*Excerpted data*.
☆ ☆ ☆ ☆

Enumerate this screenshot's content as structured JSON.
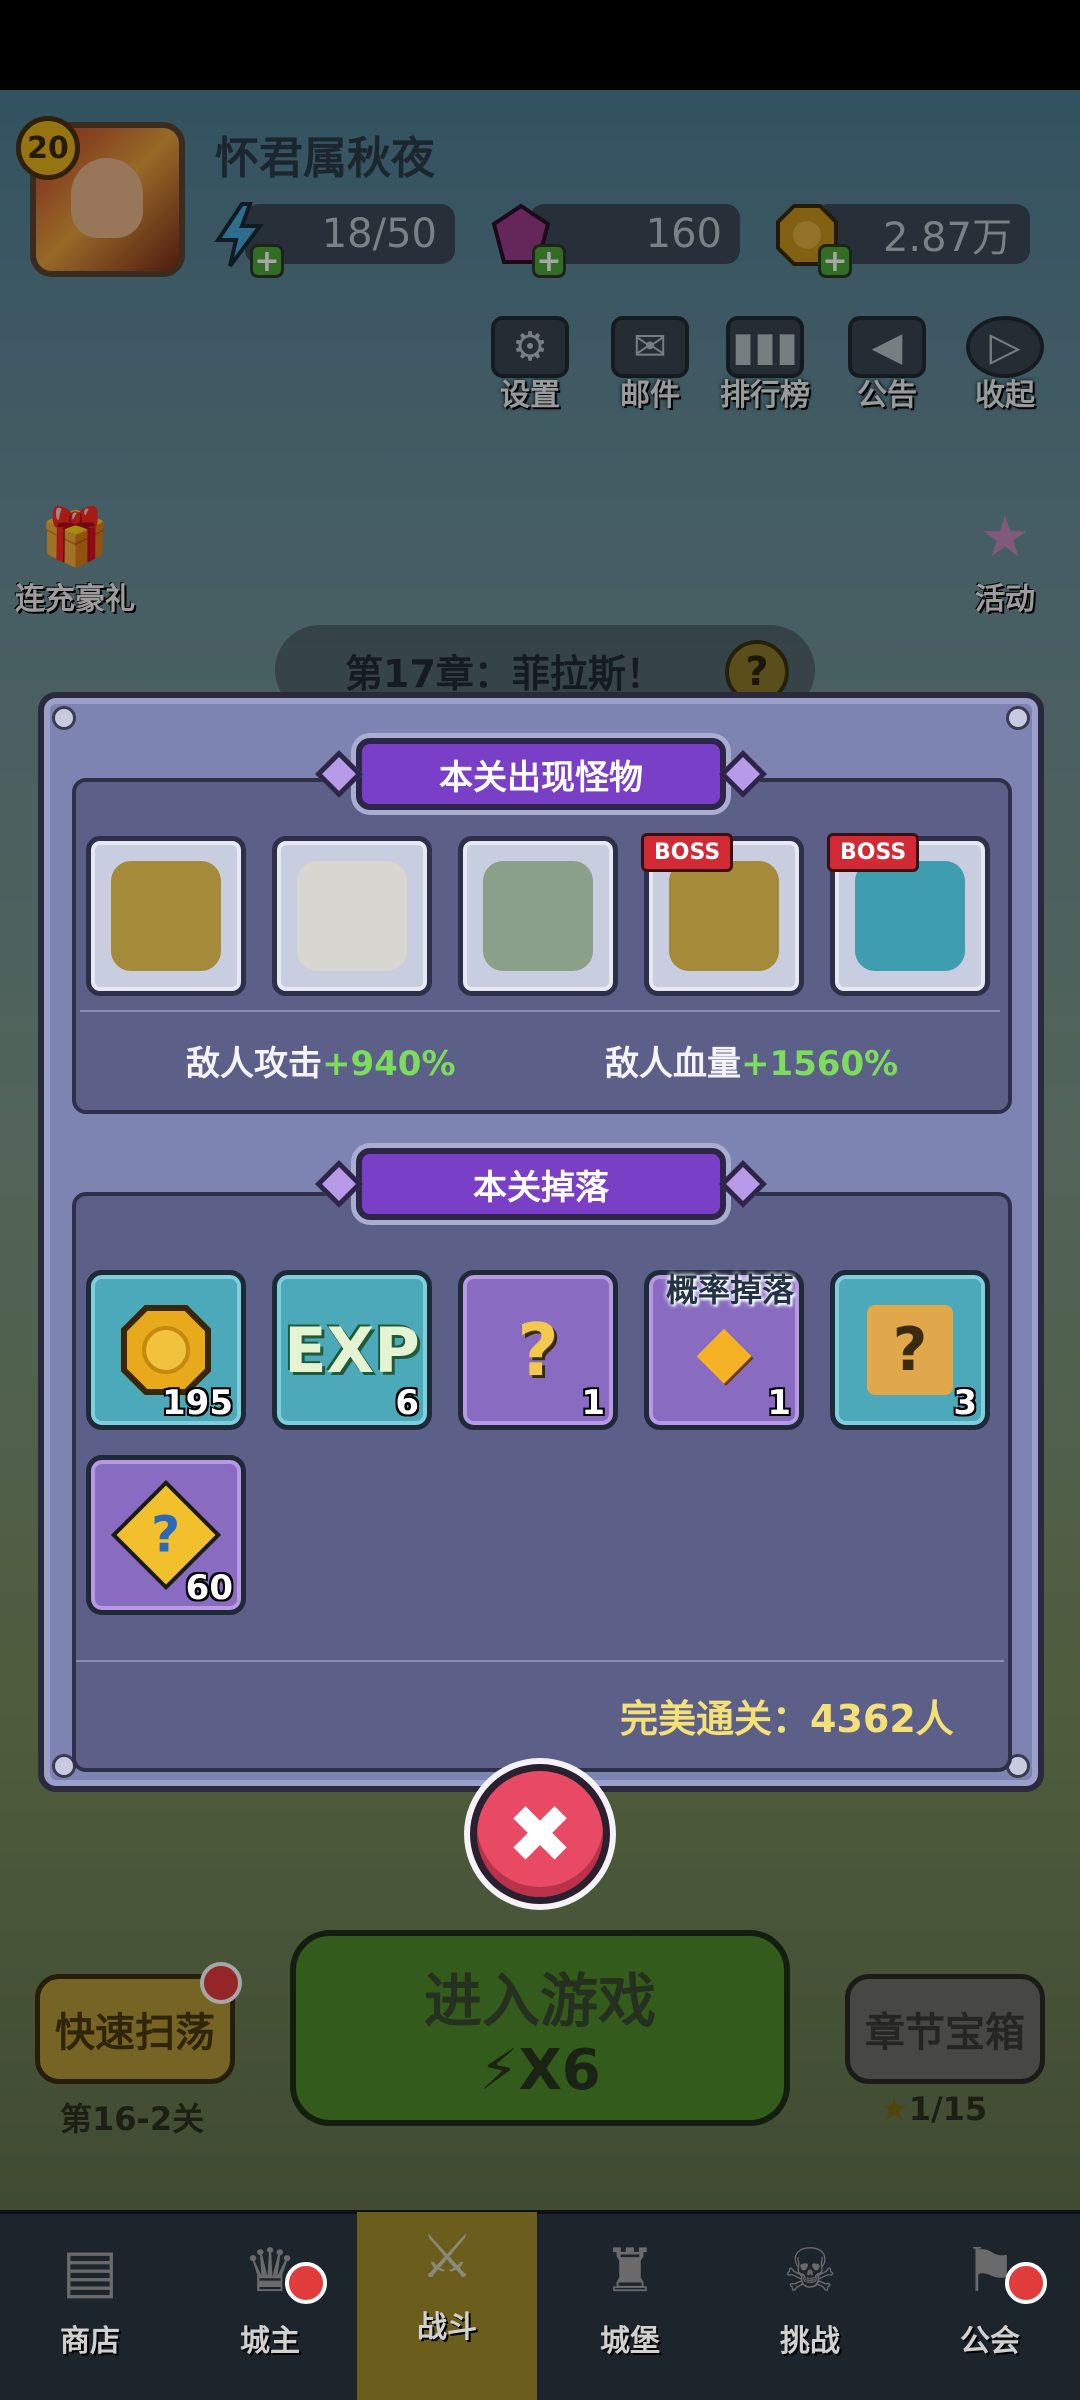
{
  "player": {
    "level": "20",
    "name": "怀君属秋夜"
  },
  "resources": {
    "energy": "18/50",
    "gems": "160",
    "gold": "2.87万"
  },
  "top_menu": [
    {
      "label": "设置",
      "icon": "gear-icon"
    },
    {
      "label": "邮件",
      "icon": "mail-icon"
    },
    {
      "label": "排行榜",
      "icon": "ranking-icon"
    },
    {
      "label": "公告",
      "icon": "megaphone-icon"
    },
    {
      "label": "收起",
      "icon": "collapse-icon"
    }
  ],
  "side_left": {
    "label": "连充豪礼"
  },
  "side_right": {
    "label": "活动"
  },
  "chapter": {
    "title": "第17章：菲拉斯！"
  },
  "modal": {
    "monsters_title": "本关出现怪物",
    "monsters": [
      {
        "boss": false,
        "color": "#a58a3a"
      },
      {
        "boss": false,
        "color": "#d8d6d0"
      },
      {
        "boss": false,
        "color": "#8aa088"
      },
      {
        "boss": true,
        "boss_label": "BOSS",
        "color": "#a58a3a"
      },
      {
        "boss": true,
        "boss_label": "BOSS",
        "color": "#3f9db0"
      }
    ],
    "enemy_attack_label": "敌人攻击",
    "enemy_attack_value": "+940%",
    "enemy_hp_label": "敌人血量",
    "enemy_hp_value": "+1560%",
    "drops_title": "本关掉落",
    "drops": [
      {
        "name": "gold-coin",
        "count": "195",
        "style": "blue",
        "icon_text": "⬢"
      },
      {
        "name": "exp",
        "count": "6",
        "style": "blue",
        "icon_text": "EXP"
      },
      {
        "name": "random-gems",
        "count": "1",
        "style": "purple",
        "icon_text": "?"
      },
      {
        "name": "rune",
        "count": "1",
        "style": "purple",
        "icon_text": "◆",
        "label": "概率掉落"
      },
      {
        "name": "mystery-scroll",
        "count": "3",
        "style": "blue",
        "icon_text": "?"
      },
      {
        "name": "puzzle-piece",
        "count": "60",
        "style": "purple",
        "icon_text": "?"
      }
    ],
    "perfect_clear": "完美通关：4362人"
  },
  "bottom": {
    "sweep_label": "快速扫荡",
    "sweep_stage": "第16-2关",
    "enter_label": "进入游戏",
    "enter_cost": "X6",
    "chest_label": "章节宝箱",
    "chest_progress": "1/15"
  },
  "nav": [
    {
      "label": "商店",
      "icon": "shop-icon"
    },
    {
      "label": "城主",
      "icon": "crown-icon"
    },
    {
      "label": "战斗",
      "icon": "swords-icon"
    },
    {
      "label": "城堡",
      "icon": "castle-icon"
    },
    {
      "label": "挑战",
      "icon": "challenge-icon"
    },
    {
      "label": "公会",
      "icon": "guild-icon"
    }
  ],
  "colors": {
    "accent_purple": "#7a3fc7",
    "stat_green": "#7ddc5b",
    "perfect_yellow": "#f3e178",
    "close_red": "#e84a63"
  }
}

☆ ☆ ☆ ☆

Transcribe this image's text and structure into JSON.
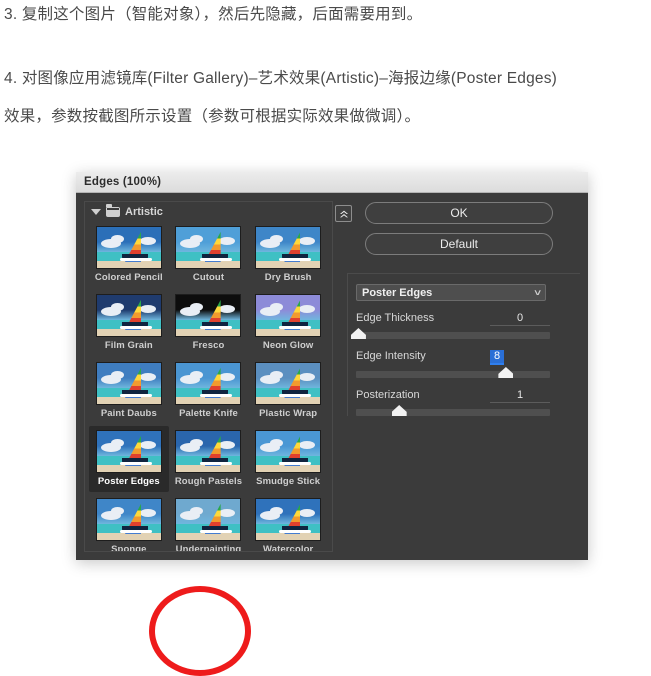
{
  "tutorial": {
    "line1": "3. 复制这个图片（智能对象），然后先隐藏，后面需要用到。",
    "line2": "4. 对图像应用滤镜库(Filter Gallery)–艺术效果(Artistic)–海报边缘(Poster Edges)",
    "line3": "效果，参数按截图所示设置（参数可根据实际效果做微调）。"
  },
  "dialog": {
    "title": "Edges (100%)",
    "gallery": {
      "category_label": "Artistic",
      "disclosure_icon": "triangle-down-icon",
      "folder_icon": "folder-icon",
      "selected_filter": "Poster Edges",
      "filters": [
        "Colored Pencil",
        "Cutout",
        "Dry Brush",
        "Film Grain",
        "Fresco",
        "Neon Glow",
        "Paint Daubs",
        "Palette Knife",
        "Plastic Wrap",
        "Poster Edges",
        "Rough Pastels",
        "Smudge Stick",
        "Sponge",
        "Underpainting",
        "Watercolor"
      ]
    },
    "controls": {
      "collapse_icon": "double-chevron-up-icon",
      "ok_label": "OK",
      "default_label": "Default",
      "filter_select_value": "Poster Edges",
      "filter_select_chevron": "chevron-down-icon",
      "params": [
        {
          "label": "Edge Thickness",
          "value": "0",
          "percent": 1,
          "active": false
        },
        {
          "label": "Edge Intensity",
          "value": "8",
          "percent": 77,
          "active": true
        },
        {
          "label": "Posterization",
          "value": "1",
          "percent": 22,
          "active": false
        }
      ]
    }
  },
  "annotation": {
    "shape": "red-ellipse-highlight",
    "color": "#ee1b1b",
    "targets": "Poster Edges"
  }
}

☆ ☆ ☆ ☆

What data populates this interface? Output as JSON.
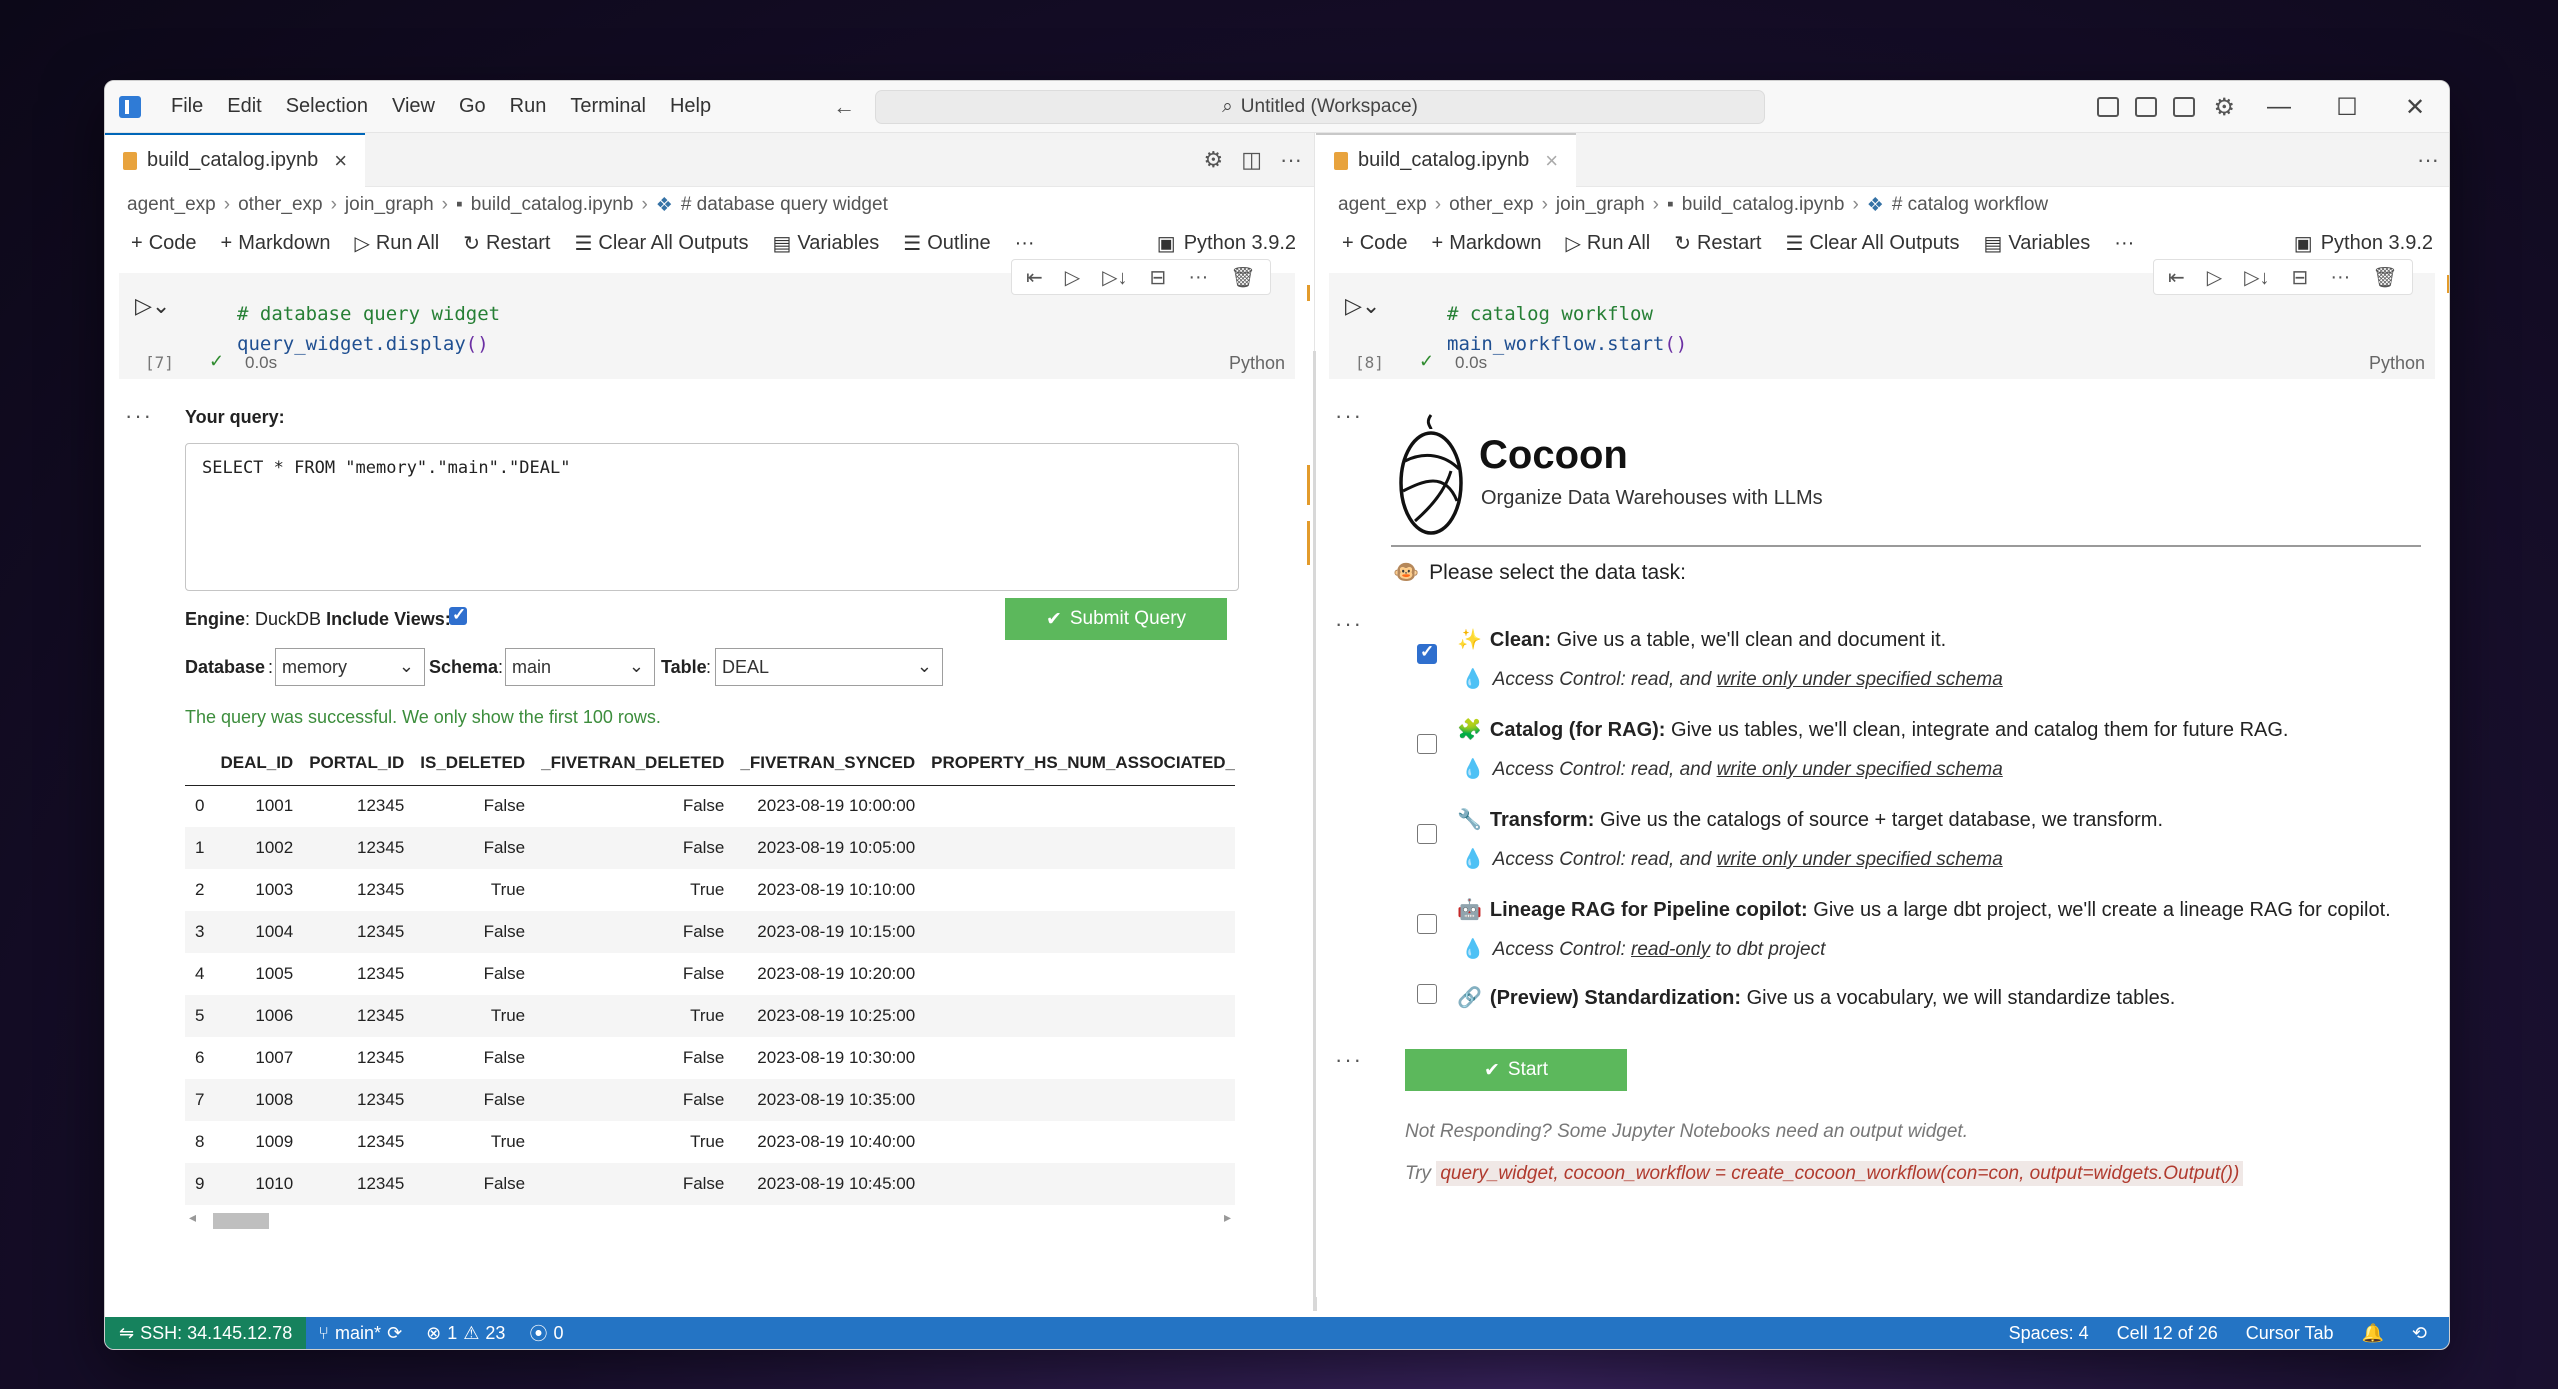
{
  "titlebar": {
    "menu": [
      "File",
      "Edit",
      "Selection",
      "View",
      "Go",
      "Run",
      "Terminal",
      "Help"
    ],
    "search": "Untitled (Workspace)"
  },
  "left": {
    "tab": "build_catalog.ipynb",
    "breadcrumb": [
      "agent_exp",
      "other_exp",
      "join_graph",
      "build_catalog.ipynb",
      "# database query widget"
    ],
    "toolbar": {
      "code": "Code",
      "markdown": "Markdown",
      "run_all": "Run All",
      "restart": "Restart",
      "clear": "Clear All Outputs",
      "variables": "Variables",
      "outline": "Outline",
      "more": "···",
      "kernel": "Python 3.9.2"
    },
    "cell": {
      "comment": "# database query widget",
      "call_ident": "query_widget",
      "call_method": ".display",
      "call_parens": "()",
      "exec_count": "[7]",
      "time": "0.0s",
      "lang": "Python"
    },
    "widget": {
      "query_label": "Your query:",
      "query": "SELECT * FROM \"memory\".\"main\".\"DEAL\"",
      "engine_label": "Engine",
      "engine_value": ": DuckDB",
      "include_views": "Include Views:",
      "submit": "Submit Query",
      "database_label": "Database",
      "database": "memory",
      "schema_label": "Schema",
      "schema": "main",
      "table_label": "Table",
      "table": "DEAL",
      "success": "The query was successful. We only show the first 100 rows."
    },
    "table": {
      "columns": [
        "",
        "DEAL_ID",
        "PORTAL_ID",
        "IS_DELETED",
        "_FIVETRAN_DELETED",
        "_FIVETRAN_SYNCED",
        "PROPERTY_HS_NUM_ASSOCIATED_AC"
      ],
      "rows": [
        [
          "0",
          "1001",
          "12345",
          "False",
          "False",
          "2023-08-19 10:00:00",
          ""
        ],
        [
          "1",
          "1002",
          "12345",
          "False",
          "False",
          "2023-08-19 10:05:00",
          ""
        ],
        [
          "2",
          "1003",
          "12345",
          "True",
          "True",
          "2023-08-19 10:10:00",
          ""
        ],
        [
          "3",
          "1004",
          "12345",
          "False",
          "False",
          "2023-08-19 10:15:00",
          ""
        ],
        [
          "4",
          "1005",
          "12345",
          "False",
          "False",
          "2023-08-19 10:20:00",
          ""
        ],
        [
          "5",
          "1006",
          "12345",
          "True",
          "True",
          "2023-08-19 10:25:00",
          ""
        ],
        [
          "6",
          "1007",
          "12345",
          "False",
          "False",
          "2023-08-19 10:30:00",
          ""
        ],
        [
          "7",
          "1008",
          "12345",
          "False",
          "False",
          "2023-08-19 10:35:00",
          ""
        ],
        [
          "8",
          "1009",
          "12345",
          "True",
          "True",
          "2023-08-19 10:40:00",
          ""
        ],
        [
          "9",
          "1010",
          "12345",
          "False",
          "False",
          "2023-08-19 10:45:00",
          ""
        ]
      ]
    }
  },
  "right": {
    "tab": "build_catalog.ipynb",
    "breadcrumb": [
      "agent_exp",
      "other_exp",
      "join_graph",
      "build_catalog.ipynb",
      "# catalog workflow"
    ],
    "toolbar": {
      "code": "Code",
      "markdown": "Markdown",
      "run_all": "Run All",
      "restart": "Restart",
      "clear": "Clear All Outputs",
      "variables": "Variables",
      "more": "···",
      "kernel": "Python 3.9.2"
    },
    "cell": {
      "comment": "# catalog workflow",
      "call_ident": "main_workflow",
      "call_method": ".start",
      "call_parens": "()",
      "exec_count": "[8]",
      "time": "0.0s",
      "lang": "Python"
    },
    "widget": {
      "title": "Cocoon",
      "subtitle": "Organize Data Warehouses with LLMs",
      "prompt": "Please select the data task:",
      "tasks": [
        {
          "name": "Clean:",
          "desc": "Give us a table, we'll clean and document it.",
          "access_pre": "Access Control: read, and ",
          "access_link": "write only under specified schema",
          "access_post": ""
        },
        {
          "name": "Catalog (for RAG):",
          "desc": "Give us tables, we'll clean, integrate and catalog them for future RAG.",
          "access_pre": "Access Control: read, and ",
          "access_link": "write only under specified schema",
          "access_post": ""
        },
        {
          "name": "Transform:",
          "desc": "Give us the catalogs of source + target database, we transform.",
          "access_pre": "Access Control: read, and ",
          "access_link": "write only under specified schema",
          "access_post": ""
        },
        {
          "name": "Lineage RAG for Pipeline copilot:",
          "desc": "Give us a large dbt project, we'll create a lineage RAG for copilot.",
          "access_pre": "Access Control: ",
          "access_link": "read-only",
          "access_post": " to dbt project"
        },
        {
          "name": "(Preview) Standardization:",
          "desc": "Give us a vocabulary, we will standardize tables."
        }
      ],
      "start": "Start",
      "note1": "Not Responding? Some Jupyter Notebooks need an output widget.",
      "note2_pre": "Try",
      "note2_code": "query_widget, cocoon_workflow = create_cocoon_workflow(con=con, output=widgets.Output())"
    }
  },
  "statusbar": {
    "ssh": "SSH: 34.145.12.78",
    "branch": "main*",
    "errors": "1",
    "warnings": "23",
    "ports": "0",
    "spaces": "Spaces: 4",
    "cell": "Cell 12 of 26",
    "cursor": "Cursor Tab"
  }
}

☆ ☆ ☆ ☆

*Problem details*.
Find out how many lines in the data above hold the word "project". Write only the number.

*Exercise answer*.
2